Source records

+--

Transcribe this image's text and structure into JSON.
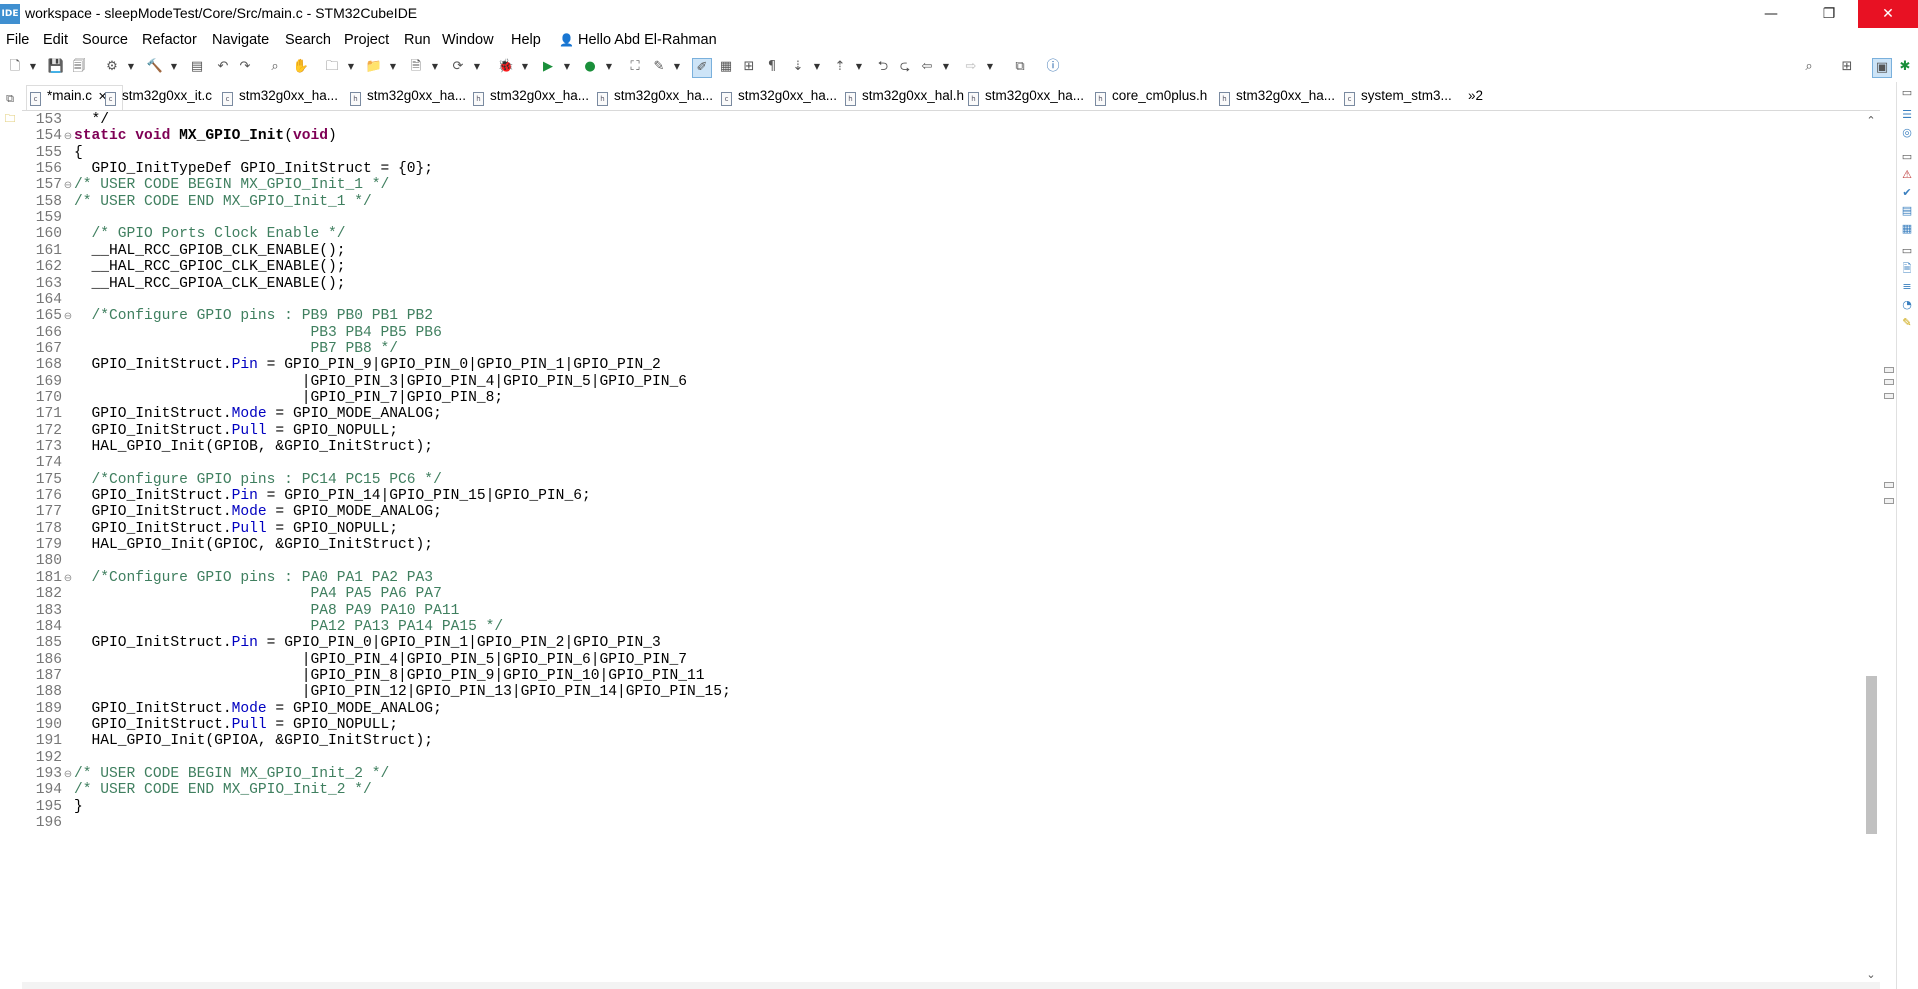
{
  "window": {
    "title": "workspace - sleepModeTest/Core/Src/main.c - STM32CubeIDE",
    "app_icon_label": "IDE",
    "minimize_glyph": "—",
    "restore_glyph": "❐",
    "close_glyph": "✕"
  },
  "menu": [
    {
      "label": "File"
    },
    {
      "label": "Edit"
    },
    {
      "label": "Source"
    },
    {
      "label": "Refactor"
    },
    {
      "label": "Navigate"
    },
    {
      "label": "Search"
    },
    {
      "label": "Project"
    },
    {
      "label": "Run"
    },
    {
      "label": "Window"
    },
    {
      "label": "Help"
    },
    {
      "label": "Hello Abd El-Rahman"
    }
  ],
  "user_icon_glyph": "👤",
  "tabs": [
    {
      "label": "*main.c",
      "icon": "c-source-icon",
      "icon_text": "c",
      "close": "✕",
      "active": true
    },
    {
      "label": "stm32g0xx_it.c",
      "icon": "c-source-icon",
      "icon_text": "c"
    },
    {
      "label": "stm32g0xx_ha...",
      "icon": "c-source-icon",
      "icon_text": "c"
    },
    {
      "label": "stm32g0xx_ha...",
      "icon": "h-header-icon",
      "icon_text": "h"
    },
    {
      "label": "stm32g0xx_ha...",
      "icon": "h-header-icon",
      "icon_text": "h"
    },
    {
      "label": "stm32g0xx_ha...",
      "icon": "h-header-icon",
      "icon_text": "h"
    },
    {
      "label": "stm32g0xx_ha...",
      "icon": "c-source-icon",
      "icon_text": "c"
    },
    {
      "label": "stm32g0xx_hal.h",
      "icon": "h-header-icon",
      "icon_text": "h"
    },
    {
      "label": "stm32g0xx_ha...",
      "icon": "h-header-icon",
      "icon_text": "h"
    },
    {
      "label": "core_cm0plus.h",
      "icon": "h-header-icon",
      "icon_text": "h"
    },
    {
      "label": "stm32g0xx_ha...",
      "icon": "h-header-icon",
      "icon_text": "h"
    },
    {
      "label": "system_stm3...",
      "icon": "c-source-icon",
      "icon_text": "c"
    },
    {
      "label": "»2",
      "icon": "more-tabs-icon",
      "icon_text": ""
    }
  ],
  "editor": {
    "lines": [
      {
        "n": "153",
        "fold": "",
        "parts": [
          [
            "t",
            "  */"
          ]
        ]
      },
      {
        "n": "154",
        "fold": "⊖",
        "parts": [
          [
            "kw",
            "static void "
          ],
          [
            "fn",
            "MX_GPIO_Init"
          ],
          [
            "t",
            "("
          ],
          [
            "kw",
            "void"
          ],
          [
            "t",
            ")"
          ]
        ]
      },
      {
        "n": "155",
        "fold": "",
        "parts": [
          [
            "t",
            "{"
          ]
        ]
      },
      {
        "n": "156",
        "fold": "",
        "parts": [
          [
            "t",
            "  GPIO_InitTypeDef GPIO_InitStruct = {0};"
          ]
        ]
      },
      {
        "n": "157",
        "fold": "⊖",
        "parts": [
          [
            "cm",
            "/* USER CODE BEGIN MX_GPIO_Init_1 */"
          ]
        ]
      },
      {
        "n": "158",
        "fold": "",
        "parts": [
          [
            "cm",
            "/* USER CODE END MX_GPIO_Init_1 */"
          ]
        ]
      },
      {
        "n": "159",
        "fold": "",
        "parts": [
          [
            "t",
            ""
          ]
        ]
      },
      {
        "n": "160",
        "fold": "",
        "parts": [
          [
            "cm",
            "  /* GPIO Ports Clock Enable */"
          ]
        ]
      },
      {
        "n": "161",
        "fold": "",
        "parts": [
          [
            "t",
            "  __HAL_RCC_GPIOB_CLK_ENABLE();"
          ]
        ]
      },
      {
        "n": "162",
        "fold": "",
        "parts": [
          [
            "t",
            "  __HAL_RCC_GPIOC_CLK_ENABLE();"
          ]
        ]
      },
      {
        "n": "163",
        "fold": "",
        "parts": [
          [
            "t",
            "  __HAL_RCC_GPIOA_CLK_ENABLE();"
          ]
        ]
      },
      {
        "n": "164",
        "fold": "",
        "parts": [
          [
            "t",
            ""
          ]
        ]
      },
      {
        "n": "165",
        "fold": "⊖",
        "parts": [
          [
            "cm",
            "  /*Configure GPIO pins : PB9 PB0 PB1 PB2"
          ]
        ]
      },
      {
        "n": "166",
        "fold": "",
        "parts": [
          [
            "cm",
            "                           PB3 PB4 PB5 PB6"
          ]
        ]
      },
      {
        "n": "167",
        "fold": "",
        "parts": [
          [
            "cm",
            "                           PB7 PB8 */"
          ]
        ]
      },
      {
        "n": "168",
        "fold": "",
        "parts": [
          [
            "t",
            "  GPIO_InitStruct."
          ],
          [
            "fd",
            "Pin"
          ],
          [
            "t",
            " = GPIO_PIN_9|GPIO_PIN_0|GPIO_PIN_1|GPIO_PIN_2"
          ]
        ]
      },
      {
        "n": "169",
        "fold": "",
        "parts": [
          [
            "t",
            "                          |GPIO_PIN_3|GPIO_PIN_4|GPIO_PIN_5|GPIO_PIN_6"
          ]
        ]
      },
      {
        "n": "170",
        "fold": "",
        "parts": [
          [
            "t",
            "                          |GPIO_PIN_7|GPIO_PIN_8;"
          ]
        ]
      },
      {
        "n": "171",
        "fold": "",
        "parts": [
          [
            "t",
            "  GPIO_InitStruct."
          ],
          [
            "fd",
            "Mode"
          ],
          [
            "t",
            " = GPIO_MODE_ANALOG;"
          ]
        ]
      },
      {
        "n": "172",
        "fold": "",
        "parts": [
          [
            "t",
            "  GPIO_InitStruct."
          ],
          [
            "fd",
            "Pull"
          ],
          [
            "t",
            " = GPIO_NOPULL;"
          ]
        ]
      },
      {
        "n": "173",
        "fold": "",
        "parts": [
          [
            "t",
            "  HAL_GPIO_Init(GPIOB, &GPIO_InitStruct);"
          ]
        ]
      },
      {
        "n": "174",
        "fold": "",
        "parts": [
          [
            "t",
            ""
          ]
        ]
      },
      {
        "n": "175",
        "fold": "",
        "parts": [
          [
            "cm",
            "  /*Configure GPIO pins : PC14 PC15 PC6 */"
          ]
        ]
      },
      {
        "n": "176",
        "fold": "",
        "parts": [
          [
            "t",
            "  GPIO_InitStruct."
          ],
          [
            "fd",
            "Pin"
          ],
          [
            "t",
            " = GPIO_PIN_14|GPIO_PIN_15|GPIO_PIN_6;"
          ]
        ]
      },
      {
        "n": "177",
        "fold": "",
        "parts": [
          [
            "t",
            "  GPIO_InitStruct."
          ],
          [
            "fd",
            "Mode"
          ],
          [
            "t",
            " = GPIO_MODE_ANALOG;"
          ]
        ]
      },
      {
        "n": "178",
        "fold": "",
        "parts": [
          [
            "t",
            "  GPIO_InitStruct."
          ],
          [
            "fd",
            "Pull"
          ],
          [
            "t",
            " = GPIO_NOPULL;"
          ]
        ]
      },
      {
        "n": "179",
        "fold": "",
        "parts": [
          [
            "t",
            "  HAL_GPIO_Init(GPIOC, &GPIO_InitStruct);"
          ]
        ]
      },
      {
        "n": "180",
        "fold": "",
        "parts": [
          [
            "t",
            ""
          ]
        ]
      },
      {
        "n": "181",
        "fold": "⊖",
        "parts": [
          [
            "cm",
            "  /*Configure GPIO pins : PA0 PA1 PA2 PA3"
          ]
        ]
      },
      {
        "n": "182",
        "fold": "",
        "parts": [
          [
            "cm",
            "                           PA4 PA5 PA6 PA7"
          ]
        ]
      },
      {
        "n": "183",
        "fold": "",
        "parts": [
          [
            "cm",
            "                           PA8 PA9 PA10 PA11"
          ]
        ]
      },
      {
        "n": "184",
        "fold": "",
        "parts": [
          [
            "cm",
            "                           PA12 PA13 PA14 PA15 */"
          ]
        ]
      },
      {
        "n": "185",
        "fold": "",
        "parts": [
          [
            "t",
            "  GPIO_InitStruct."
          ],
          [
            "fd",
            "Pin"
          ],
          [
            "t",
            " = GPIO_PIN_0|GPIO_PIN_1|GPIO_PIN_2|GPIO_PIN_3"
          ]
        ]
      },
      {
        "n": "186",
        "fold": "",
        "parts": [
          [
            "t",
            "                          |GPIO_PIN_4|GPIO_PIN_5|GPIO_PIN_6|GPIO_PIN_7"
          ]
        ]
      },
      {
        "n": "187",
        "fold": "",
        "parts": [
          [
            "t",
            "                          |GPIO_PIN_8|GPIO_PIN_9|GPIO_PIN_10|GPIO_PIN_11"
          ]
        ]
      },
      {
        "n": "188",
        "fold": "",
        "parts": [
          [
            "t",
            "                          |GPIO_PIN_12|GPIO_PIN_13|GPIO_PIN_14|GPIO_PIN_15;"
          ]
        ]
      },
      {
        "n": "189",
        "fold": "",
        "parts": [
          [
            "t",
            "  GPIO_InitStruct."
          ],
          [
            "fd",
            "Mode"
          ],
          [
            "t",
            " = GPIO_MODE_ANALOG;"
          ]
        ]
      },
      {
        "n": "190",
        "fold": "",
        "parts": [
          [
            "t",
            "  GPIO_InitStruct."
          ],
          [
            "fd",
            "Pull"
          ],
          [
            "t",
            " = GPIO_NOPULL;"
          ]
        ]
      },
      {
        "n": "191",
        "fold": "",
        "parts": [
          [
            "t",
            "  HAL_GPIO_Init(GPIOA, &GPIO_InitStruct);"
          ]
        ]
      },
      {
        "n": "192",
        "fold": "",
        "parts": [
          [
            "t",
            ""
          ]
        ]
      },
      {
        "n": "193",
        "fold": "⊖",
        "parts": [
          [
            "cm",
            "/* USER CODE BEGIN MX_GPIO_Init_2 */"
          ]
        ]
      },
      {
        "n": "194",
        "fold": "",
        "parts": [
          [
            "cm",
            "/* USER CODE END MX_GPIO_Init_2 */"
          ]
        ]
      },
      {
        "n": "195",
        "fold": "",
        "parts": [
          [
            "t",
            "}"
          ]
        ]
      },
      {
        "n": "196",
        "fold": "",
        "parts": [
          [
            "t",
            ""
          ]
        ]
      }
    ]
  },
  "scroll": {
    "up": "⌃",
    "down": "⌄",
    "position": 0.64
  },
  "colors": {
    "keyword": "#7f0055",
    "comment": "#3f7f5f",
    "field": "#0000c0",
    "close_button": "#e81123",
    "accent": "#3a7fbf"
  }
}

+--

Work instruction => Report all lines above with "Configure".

Answer to this problem =>
            "  /*Configure GPIO pins : PB9 PB0 PB1 PB2"
            "  /*Configure GPIO pins : PC14 PC15 PC6 */"
            "  /*Configure GPIO pins : PA0 PA1 PA2 PA3"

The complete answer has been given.